Start of Given entries

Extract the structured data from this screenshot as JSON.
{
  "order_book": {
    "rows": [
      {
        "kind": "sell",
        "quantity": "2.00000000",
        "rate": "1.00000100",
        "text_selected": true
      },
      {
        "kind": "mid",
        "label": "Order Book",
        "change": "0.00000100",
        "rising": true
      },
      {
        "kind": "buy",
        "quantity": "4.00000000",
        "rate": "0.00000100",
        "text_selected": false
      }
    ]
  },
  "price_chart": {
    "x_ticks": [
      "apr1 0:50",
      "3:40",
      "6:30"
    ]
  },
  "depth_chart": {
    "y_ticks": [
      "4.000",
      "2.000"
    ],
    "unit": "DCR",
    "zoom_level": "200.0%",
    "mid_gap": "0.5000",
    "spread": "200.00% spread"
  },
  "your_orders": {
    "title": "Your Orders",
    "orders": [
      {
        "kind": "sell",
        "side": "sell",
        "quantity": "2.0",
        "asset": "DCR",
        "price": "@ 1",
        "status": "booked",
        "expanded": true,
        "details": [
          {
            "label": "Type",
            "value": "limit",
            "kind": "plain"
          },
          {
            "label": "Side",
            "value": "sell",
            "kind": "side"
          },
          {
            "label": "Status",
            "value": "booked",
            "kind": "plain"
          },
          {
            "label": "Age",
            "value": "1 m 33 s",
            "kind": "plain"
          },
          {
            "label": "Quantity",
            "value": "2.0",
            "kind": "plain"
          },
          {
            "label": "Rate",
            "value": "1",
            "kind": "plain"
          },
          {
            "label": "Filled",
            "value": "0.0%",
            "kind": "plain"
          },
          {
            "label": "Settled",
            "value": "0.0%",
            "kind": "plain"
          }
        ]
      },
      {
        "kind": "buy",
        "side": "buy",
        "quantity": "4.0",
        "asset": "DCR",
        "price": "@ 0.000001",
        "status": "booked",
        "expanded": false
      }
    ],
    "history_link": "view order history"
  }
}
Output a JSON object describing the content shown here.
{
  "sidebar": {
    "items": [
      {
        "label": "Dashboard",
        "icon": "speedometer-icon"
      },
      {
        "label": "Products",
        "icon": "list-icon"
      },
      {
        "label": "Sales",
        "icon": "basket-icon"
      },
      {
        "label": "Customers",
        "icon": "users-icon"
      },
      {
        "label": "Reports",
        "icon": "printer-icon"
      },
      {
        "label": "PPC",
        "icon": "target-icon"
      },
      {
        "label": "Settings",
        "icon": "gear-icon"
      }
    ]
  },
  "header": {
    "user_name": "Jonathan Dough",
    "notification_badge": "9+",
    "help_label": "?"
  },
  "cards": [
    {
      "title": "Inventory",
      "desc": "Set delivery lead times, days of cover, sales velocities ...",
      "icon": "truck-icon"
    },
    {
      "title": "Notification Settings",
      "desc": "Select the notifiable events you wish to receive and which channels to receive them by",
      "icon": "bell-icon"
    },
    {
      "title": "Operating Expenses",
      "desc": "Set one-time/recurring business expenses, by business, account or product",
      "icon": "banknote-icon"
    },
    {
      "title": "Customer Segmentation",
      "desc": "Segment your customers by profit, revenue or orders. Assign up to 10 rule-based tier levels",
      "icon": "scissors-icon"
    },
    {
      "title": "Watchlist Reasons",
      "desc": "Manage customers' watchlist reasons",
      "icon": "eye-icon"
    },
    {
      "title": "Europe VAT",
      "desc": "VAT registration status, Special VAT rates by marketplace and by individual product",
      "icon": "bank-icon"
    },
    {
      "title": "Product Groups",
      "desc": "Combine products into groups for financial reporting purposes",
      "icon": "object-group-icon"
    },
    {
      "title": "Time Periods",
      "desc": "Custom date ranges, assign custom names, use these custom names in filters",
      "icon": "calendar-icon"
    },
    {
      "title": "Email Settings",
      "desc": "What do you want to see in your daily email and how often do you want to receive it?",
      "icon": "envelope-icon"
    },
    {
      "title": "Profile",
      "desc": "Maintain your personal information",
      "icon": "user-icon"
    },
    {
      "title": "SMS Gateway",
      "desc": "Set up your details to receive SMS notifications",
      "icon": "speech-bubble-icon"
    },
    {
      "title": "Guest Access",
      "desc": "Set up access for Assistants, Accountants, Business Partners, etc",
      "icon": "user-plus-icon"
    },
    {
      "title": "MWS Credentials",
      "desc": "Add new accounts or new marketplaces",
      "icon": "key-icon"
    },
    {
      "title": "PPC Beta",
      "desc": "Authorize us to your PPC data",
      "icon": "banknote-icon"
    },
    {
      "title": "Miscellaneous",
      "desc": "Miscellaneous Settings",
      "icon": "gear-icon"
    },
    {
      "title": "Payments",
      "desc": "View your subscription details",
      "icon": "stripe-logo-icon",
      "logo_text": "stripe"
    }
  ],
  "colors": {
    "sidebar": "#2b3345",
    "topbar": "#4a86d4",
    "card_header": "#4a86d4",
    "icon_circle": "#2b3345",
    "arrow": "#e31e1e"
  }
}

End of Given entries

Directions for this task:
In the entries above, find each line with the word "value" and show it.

Response to this task:
            "value": "limit",
            "value": "sell",
            "value": "booked",
            "value": "1 m 33 s",
            "value": "2.0",
            "value": "1",
            "value": "0.0%",
            "value": "0.0%",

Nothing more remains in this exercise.